Here's the thing: we've been oversold on happiness. It isn't everything, it shouldn't be your be-all-and-end-all, and when it stops being that, a general state of fair-to-middling contentment becomes far easier to locate.
Travel back just one hundred years and happiness still had the connotations of luck, good fortune and being blessed that has been written about since ancient Greece. But with the gradual rise of modernism and a secular, highly individualised culture, came the appropriation of happiness. In its current state, happiness is perceived as something within our control, a place we need to reach, a journey where we can pave the way.
Essentially, why pray for something when you can buy it at the local store? Long gone is the time when we left these things to forces of chance, religion or nature. Now we're supposed to be able to locate it within ourselves. I don’t think that’s necessarily a bad thing, it’s just something that is getting needlessly obscured. But if you recognise the things that bring contentment, joy and satisfaction to your life, happiness is likely to be found mingled in-between.
How will you know? Well, for starters, if you’re lucky enough to have time to care, you probably have the tools available to be happy. It doesn’t have to be about life goals or five year plans. In fact, the individualised ‘agentic’ views of happiness can be really simple. It can be about sitting still and being okay there. Break away from all those feelings of unattainable targets and FOMO (thanks, social media) and it’s easy to see happiness is simply about not really needing anything at that moment in time.

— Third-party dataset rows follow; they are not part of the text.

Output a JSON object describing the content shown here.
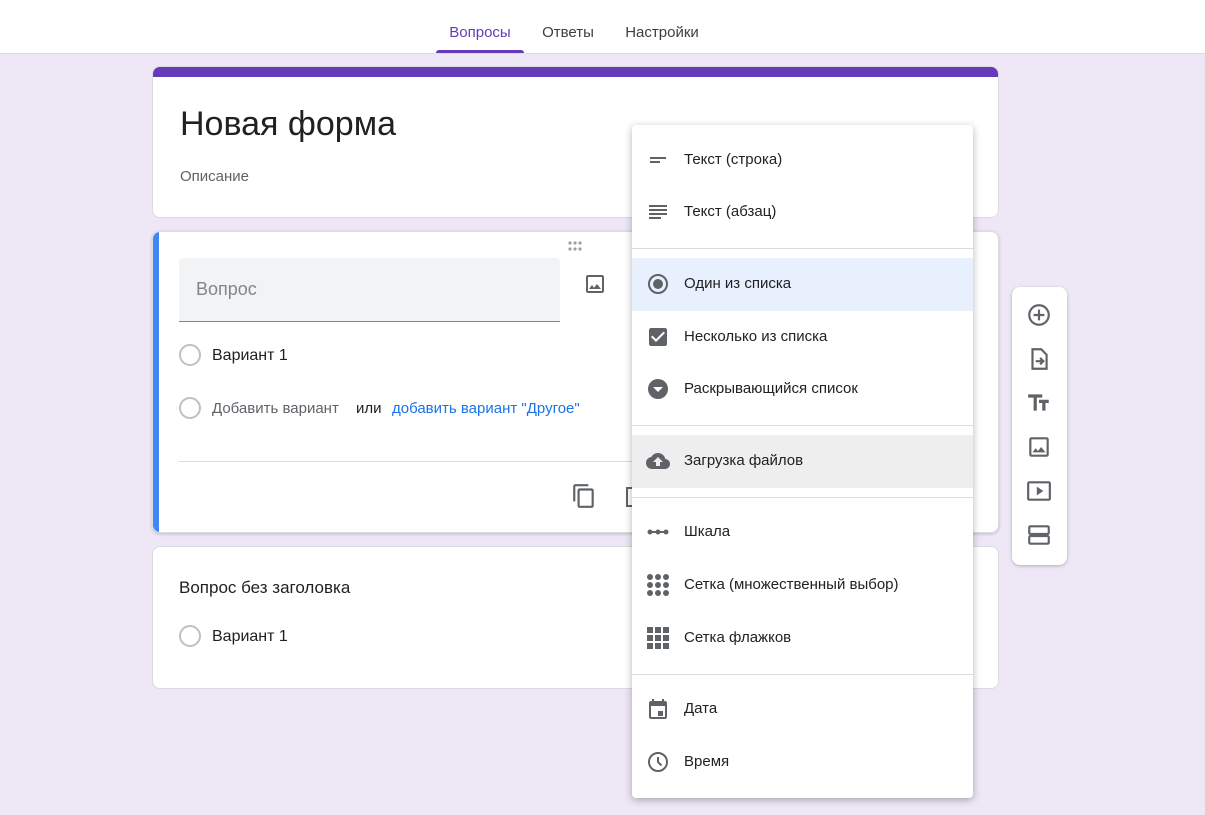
{
  "tabs": [
    {
      "label": "Вопросы",
      "active": true
    },
    {
      "label": "Ответы",
      "active": false
    },
    {
      "label": "Настройки",
      "active": false
    }
  ],
  "form": {
    "title": "Новая форма",
    "description": "Описание"
  },
  "question1": {
    "placeholder": "Вопрос",
    "option1": "Вариант 1",
    "add_option": "Добавить вариант",
    "or": "или",
    "add_other": "добавить вариант \"Другое\""
  },
  "question2": {
    "title": "Вопрос без заголовка",
    "option1": "Вариант 1"
  },
  "type_menu": {
    "items": [
      {
        "label": "Текст (строка)",
        "icon": "short-answer-icon"
      },
      {
        "label": "Текст (абзац)",
        "icon": "paragraph-icon"
      },
      {
        "label": "Один из списка",
        "icon": "radio-button-icon",
        "selected": true
      },
      {
        "label": "Несколько из списка",
        "icon": "checkbox-icon"
      },
      {
        "label": "Раскрывающийся список",
        "icon": "dropdown-icon"
      },
      {
        "label": "Загрузка файлов",
        "icon": "cloud-upload-icon",
        "highlighted": true
      },
      {
        "label": "Шкала",
        "icon": "linear-scale-icon"
      },
      {
        "label": "Сетка (множественный выбор)",
        "icon": "multiple-choice-grid-icon"
      },
      {
        "label": "Сетка флажков",
        "icon": "checkbox-grid-icon"
      },
      {
        "label": "Дата",
        "icon": "calendar-icon"
      },
      {
        "label": "Время",
        "icon": "clock-icon"
      }
    ]
  },
  "side_toolbar": [
    "add-question-icon",
    "import-questions-icon",
    "add-title-icon",
    "add-image-icon",
    "add-video-icon",
    "add-section-icon"
  ],
  "colors": {
    "accent": "#673ab7",
    "focus_border": "#4285f4",
    "link": "#1a73e8",
    "background": "#ede7f6",
    "icon": "#5f6368"
  }
}
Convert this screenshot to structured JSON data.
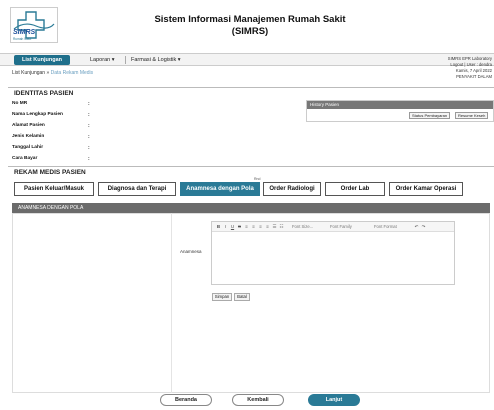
{
  "header": {
    "logo_text": "SIMRS",
    "logo_subtext": "Rumah Sakit",
    "title_line1": "Sistem Informasi Manajemen Rumah Sakit",
    "title_line2": "(SIMRS)"
  },
  "nav": {
    "active": "List Kunjungan",
    "items": [
      "Laporan ▾",
      "Farmasi & Logistik ▾"
    ]
  },
  "breadcrumb": {
    "home": "List Kunjungan",
    "sep": " » ",
    "current": "Data Rekam Medis"
  },
  "userinfo": {
    "line1": "SIMRS EPR Laboratory",
    "line2": "Logout | User : dendra",
    "line3": "Kamis, 7 April 2022",
    "line4": "PENYAKIT DALAM"
  },
  "patient": {
    "title": "IDENTITAS PASIEN",
    "fields": [
      "No MR",
      "Nama Lengkap Pasien",
      "Alamat Pasien",
      "Jenis Kelamin",
      "Tanggal Lahir",
      "Cara Bayar"
    ],
    "colon": ":"
  },
  "history": {
    "title": "History Pasien",
    "btn_status": "Status Pembayaran",
    "btn_resume": "Resume Keseh"
  },
  "rekam": {
    "title": "REKAM MEDIS PASIEN",
    "tab_small_label": "Rnd",
    "tabs": [
      "Pasien Keluar/Masuk",
      "Diagnosa dan Terapi",
      "Anamnesa dengan Pola",
      "Order Radiologi",
      "Order Lab",
      "Order Kamar Operasi"
    ]
  },
  "anamnesa": {
    "header": "ANAMNESA DENGAN POLA",
    "label": "Anamnesa",
    "toolbar": {
      "bold": "B",
      "italic": "I",
      "underline": "U",
      "strike": "S",
      "font_size": "Font Size...",
      "font_family": "Font Family",
      "font_format": "Font Format"
    },
    "btn_save": "Simpan",
    "btn_cancel": "Batal"
  },
  "footer": {
    "beranda": "Beranda",
    "kembali": "Kembali",
    "lanjut": "Lanjut"
  },
  "colors": {
    "accent": "#2a7a96",
    "header_gray": "#6b6b6b"
  }
}
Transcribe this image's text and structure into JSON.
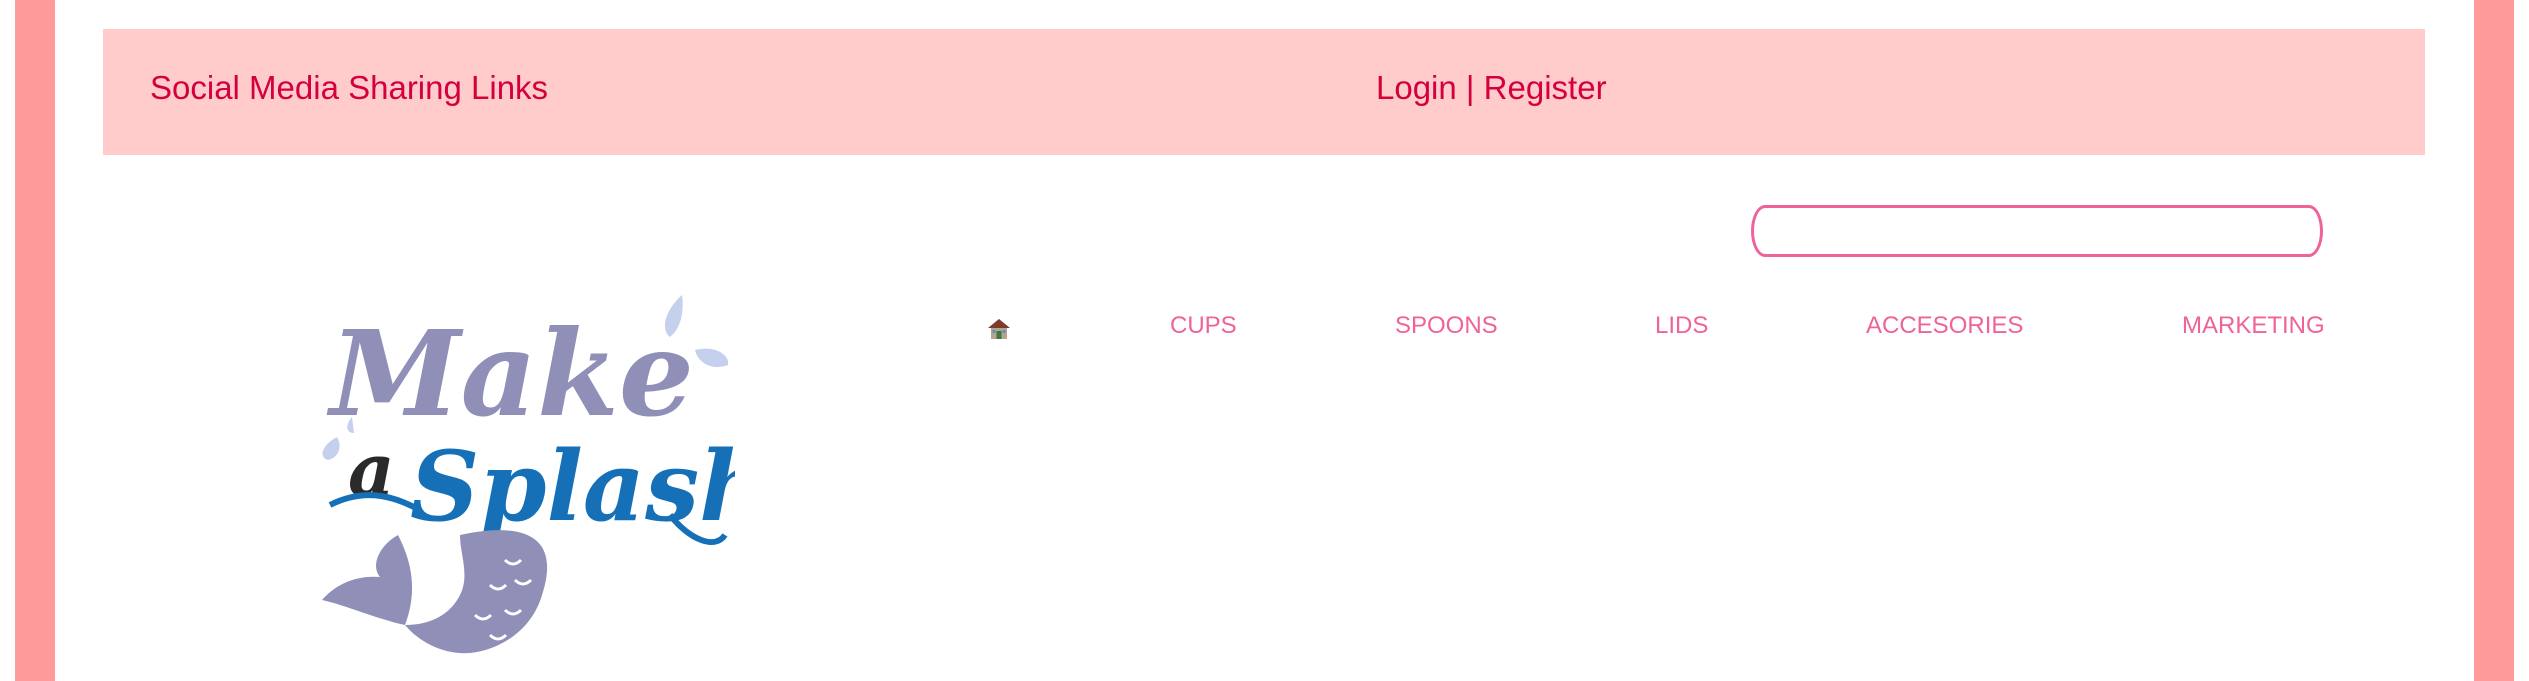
{
  "colors": {
    "frame": "#ff9a9a",
    "topbar_bg": "#ffcbcb",
    "topbar_text": "#d4003c",
    "nav_text": "#f0629a",
    "search_border": "#f0629a",
    "logo_lavender": "#8f8fb8",
    "logo_blue": "#1570b8",
    "logo_dark": "#2a2a2a",
    "logo_splash": "#c5d0ee"
  },
  "topbar": {
    "social_text": "Social Media Sharing Links",
    "login_label": "Login",
    "separator": "|",
    "register_label": "Register"
  },
  "search": {
    "value": "",
    "placeholder": ""
  },
  "nav": {
    "home_icon": "house-icon",
    "items": [
      {
        "label": "CUPS"
      },
      {
        "label": "SPOONS"
      },
      {
        "label": "LIDS"
      },
      {
        "label": "ACCESORIES"
      },
      {
        "label": "MARKETING"
      }
    ]
  },
  "logo": {
    "line1": "Make",
    "line2_a": "a",
    "line2_b": "Splash"
  }
}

It does not mean success, it does not mean popularity, it does not mean notoriety or fame, or being recognised for doing anything. It means you are able to take a good look at your lot in life and be pleased. It means when you finally get into bed each night, you're able to be thankful for a bunch of stuff. We've already spent too long exchanging words like 'fulfilment' and 'satisfaction' for 'happiness'- and the difference isn't just semantic. By placing so much on an idea that's so hard to pin down, we're just making things more difficult for ourselves. Happiness in its nature is fleeting: one day it's all-consuming, the next day gone in a breath. But building a life around achievements, relationships, contentment - that's got to be a better place to set down foundations for how you will construct your days.
Better than being on some badly sign-posted road to nowhere. Because there is no trajectory or journey. The only thing that does change over time is wising up to what it is that makes you happy, and making sure those things, whether they're people, the right city, the right philosophy or the right way to spend your day feature as often as possible. Forget bucket lists and anything else that takes the focus away from reality, because happiness isn't something taking place ten years from now, and it's not going to arrive with your first pay check at your dream job. It needs to happen today.
We grow old and everyone around us dies. And that's if we're lucky enough to grow old. The point is to find your little groove and savour it. Learn to live with your life, live it well, consciously teach yourself to enjoy the experience, and there will be happiness.